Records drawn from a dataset
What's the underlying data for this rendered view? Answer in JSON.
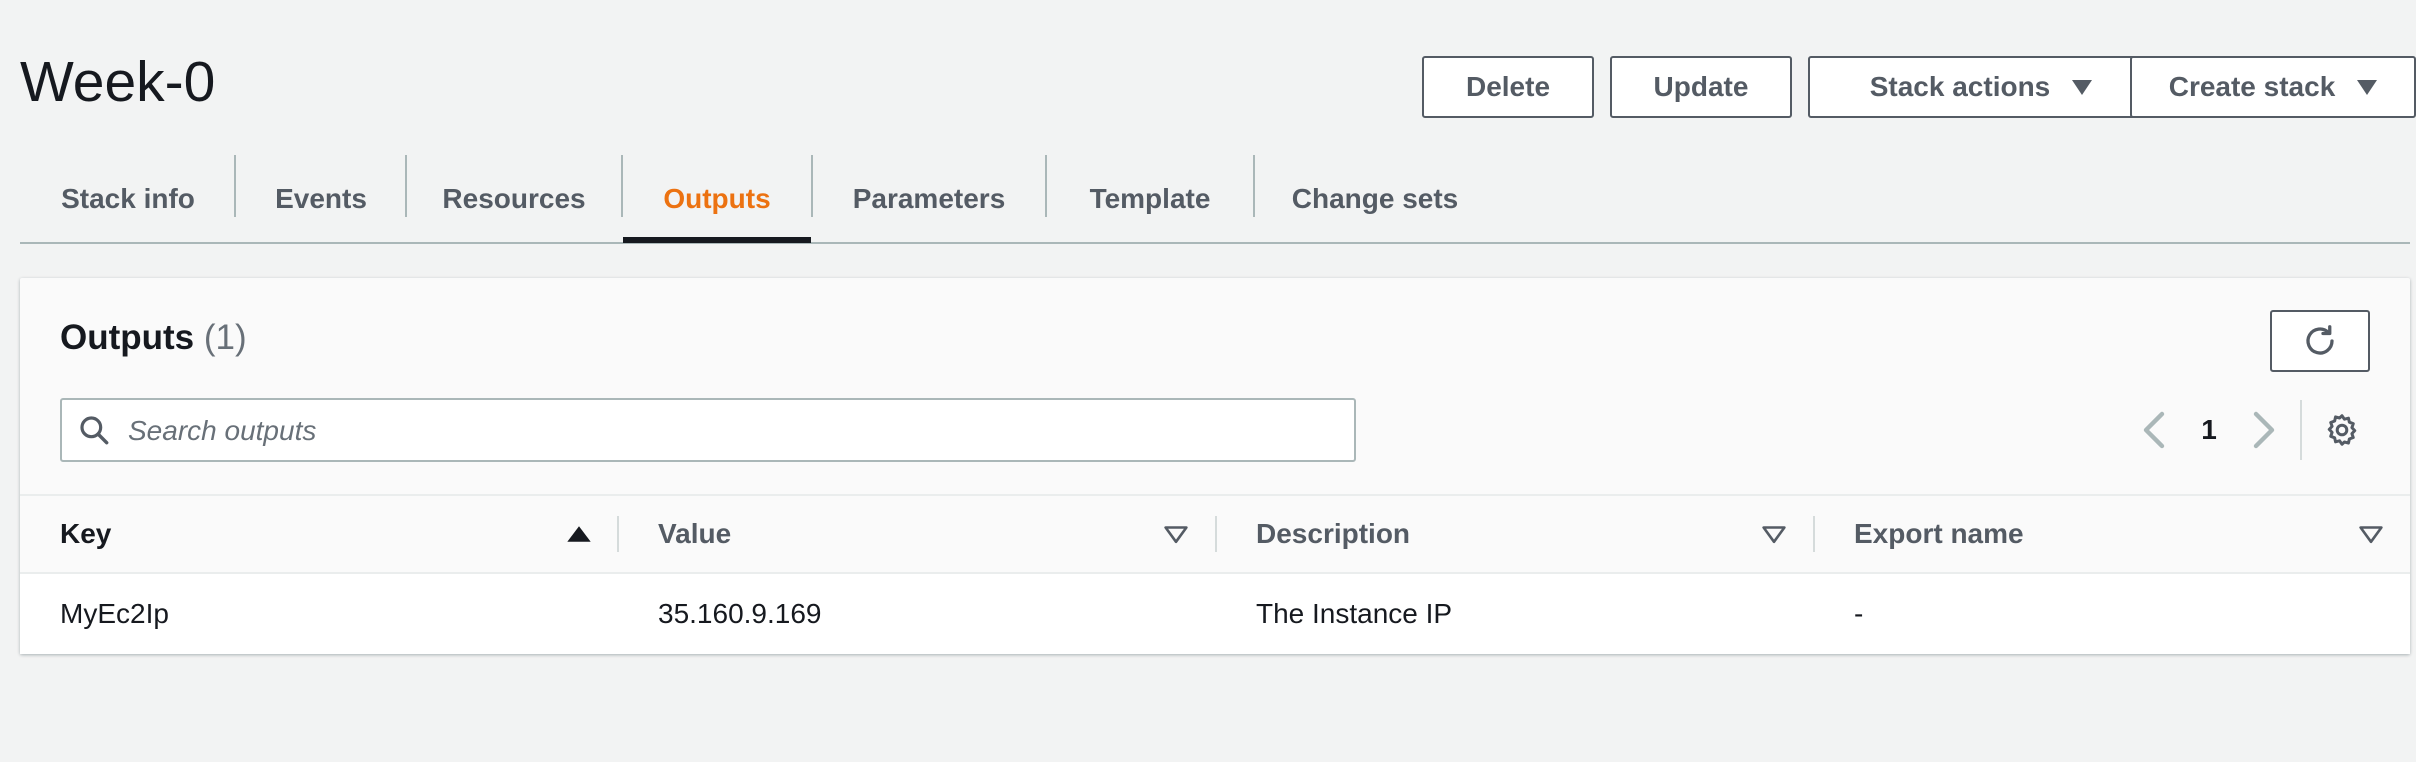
{
  "page_title": "Week-0",
  "header_buttons": {
    "delete": "Delete",
    "update": "Update",
    "stack_actions": "Stack actions",
    "create_stack": "Create stack"
  },
  "tabs": [
    {
      "label": "Stack info",
      "active": false
    },
    {
      "label": "Events",
      "active": false
    },
    {
      "label": "Resources",
      "active": false
    },
    {
      "label": "Outputs",
      "active": true
    },
    {
      "label": "Parameters",
      "active": false
    },
    {
      "label": "Template",
      "active": false
    },
    {
      "label": "Change sets",
      "active": false
    }
  ],
  "outputs_panel": {
    "title": "Outputs",
    "count": "(1)",
    "search_placeholder": "Search outputs",
    "search_value": "",
    "refresh_icon": "refresh-icon",
    "pagination": {
      "current_page": "1"
    },
    "settings_icon": "gear-icon"
  },
  "table": {
    "columns": [
      "Key",
      "Value",
      "Description",
      "Export name"
    ],
    "rows": [
      {
        "key": "MyEc2Ip",
        "value": "35.160.9.169",
        "description": "The Instance IP",
        "export_name": "-"
      }
    ]
  },
  "colors": {
    "accent": "#ec7211",
    "text": "#16191f",
    "muted": "#545b64",
    "background": "#f2f3f3"
  }
}
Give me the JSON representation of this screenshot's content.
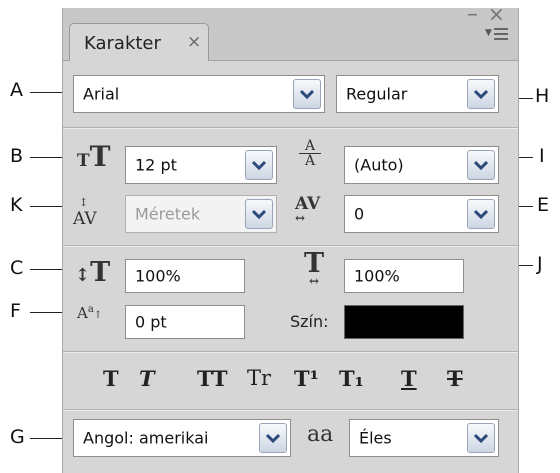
{
  "panel": {
    "tab_label": "Karakter",
    "tab_close": "×",
    "window_minimize": "–",
    "window_close": "×"
  },
  "font_family": {
    "value": "Arial"
  },
  "font_style": {
    "value": "Regular"
  },
  "font_size": {
    "value": "12 pt"
  },
  "leading": {
    "value": "(Auto)"
  },
  "kerning": {
    "value": "Méretek"
  },
  "tracking": {
    "value": "0"
  },
  "vertical_scale": {
    "value": "100%"
  },
  "horizontal_scale": {
    "value": "100%"
  },
  "baseline_shift": {
    "value": "0 pt"
  },
  "color": {
    "label": "Szín:",
    "swatch": "#000000"
  },
  "style_buttons": [
    "T",
    "T",
    "TT",
    "Tr",
    "T¹",
    "T₁",
    "T",
    "T"
  ],
  "language": {
    "value": "Angol: amerikai"
  },
  "antialias": {
    "icon_text": "aa",
    "value": "Éles"
  },
  "callouts": {
    "A": "A",
    "B": "B",
    "C": "C",
    "E": "E",
    "F": "F",
    "G": "G",
    "H": "H",
    "I": "I",
    "J": "J",
    "K": "K"
  }
}
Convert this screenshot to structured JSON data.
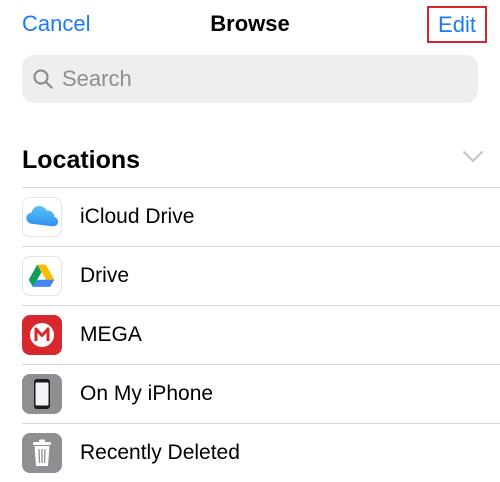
{
  "nav": {
    "cancel_label": "Cancel",
    "title": "Browse",
    "edit_label": "Edit"
  },
  "search": {
    "placeholder": "Search"
  },
  "locations": {
    "title": "Locations",
    "items": [
      {
        "label": "iCloud Drive",
        "icon": "icloud-icon"
      },
      {
        "label": "Drive",
        "icon": "google-drive-icon"
      },
      {
        "label": "MEGA",
        "icon": "mega-icon"
      },
      {
        "label": "On My iPhone",
        "icon": "iphone-icon"
      },
      {
        "label": "Recently Deleted",
        "icon": "trash-icon"
      }
    ]
  },
  "colors": {
    "accent": "#1a7cf0",
    "highlight_border": "#d9232e",
    "search_bg": "#eeeeef",
    "placeholder": "#8e8e93",
    "separator": "#d7d7da",
    "mega_red": "#d9272e",
    "iphone_gray": "#8e8e93"
  }
}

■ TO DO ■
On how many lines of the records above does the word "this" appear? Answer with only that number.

■ EXPECTED ANSWER ■
3